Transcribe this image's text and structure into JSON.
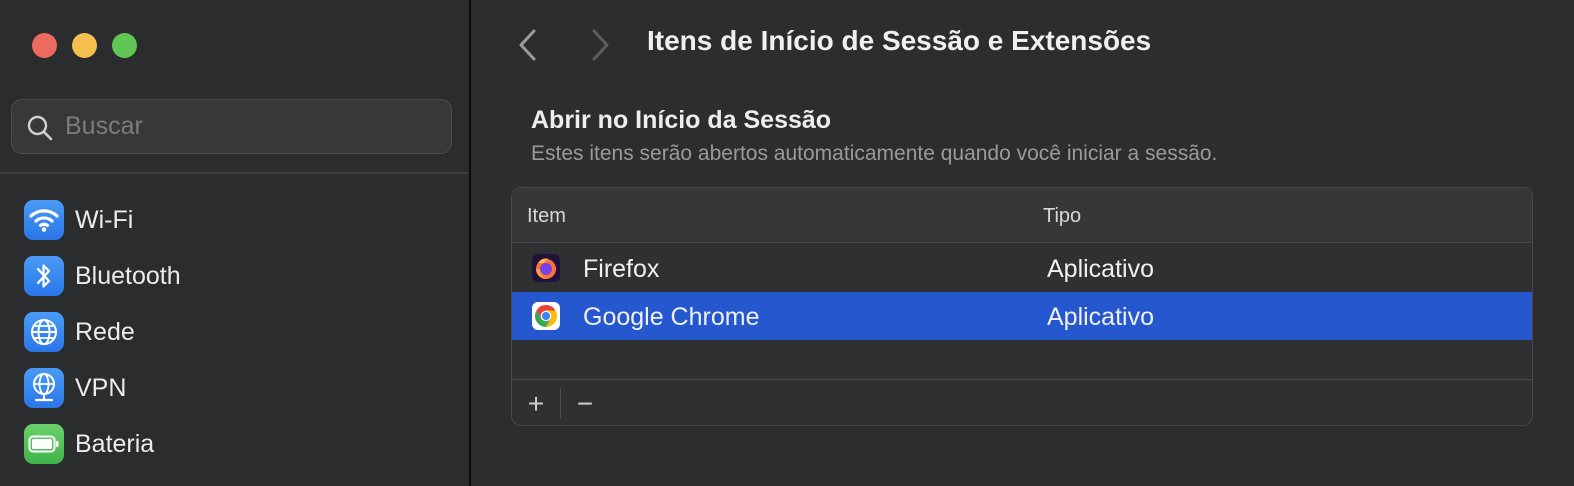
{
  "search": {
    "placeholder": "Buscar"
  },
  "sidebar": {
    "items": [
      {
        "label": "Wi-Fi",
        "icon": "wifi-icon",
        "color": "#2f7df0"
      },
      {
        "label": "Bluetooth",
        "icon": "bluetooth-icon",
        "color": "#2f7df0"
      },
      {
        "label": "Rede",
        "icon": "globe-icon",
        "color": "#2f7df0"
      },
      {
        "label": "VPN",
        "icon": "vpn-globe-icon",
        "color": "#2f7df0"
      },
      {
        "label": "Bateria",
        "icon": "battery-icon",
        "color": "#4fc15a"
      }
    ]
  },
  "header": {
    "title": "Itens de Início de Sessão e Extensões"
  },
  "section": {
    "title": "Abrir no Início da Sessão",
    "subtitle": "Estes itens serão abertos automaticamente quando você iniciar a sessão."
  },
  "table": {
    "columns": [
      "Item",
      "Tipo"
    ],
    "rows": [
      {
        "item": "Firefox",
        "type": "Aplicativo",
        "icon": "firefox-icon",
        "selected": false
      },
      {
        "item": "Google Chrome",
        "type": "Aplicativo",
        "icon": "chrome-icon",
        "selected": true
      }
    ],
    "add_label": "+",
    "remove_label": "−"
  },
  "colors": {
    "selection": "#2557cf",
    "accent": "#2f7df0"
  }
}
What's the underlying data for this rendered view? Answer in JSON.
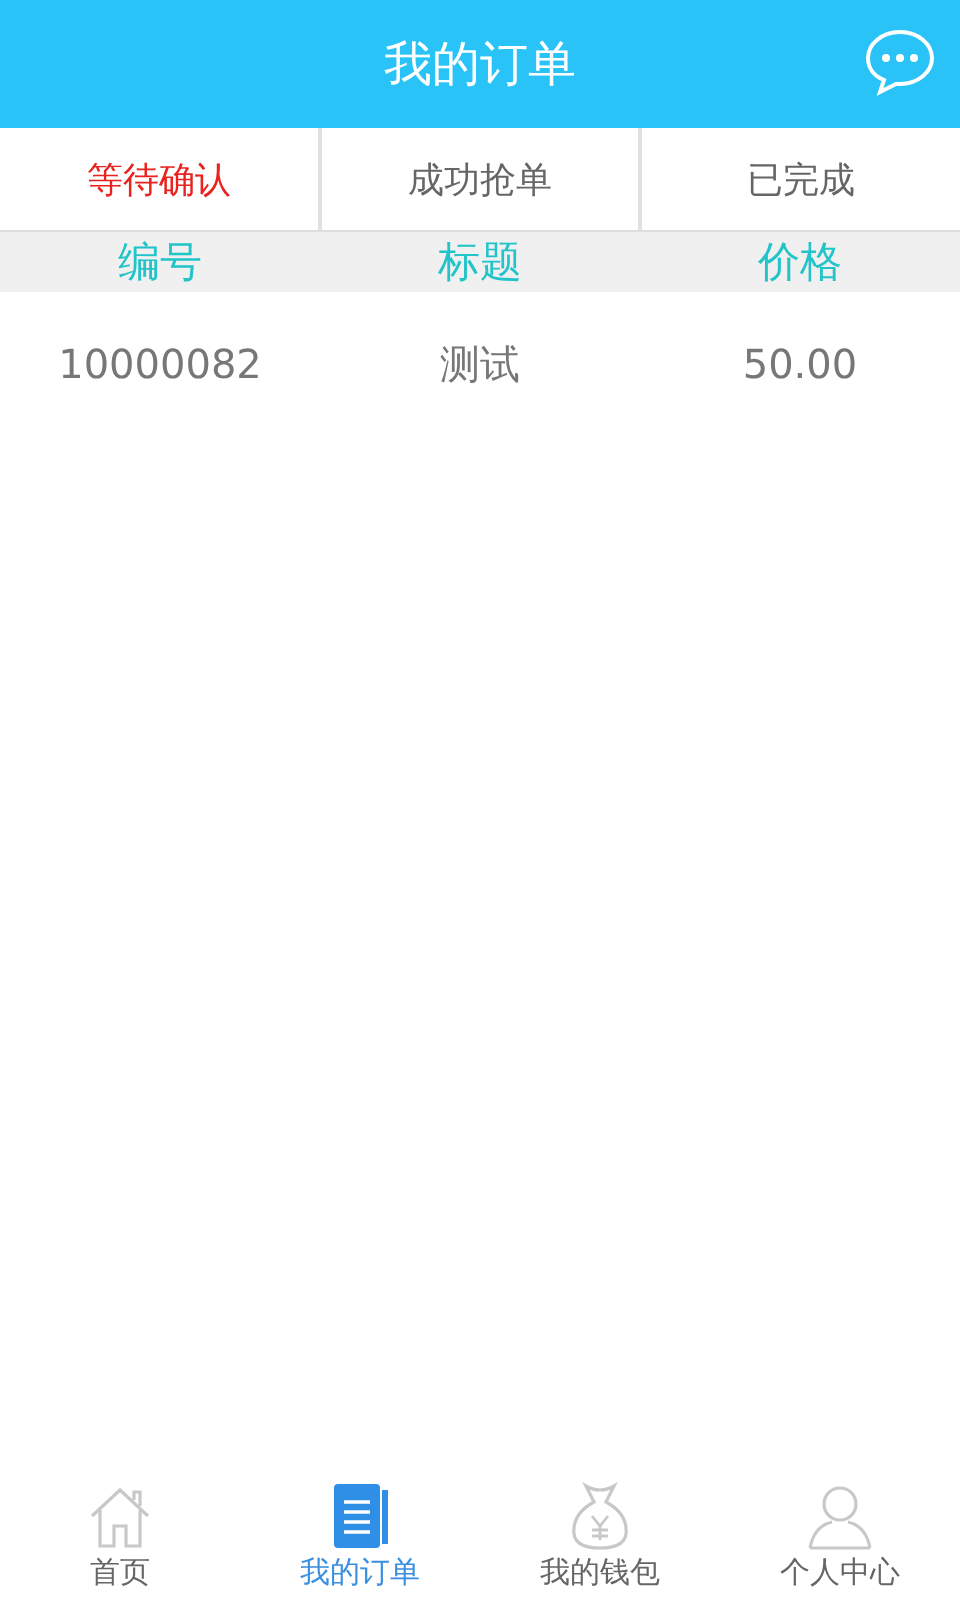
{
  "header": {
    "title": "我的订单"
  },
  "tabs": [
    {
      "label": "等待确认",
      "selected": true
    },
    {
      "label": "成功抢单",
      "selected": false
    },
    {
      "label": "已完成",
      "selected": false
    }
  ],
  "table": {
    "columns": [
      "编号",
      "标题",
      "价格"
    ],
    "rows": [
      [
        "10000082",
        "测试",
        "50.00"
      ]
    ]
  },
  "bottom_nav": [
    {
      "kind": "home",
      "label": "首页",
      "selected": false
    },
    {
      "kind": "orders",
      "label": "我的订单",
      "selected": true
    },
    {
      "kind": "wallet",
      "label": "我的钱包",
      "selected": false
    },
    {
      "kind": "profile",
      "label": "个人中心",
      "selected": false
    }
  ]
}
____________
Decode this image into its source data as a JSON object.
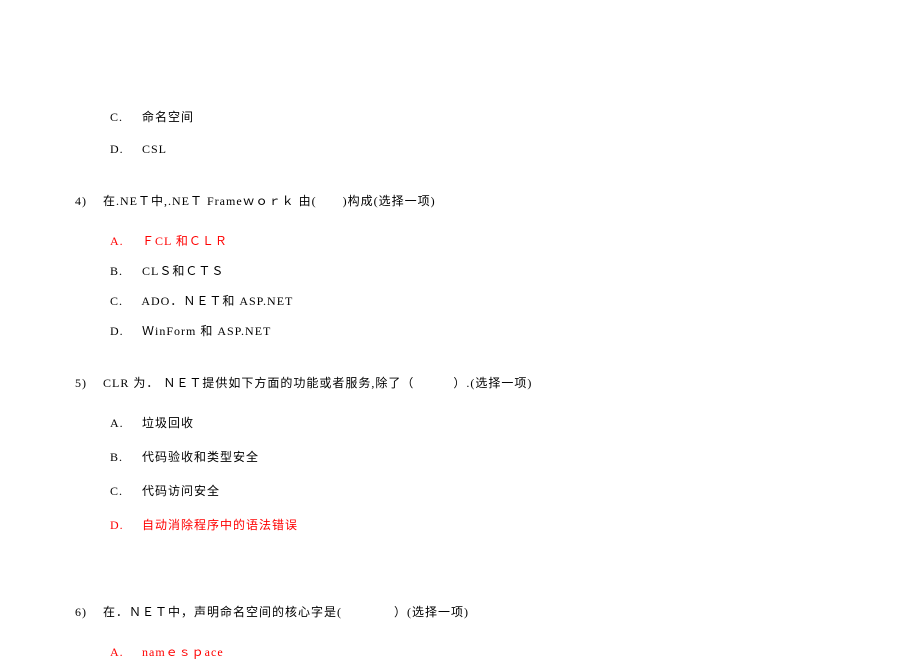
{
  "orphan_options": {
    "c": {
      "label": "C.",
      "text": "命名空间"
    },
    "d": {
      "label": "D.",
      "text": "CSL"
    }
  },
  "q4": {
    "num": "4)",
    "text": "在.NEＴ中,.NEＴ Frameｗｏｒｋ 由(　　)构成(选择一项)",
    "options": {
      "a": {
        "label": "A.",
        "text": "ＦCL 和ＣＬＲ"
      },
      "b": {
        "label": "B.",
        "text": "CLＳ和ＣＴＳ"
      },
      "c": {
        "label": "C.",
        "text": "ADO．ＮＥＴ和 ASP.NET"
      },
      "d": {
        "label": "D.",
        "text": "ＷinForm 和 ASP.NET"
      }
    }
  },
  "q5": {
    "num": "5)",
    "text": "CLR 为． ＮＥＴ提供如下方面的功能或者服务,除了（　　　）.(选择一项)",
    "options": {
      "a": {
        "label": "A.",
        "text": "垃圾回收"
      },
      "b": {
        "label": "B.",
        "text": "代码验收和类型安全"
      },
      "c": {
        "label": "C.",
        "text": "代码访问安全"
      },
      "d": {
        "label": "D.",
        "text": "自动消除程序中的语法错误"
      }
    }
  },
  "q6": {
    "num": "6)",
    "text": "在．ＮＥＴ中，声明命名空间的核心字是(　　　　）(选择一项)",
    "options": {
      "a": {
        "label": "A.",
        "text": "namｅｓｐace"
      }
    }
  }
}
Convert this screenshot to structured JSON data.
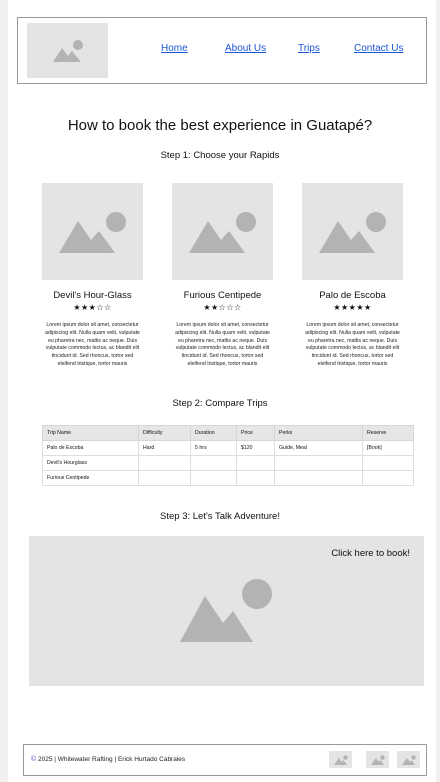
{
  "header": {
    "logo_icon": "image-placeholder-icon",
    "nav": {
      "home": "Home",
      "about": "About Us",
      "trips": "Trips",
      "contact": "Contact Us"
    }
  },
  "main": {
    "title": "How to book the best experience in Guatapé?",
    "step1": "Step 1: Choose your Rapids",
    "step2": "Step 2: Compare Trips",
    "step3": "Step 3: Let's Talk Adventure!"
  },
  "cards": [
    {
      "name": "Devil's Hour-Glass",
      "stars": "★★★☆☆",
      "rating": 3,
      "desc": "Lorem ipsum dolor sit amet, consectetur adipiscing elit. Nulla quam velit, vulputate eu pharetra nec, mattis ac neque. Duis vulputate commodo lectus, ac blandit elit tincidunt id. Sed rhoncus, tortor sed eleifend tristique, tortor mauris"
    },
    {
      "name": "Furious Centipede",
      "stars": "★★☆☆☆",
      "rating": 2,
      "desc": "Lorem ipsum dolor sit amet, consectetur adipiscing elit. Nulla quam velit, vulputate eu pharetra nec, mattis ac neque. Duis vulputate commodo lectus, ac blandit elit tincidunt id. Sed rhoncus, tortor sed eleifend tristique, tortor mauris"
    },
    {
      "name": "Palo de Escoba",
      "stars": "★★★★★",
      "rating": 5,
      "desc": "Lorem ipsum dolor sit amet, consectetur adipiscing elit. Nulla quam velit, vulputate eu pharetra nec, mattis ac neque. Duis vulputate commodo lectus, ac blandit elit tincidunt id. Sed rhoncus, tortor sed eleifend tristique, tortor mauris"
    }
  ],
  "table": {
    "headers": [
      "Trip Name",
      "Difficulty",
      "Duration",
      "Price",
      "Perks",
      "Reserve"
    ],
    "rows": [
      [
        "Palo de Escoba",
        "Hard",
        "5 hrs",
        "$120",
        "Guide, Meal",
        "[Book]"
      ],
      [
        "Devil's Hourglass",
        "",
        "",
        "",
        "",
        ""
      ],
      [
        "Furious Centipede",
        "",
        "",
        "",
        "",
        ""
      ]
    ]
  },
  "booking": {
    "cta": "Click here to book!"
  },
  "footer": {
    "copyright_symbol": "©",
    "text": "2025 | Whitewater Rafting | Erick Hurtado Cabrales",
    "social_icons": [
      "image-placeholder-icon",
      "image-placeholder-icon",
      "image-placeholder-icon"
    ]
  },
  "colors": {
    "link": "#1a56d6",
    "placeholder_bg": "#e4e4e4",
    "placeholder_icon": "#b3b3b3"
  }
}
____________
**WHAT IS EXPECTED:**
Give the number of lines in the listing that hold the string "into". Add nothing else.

**RESPONSE FOR THIS EXERCISE:**
2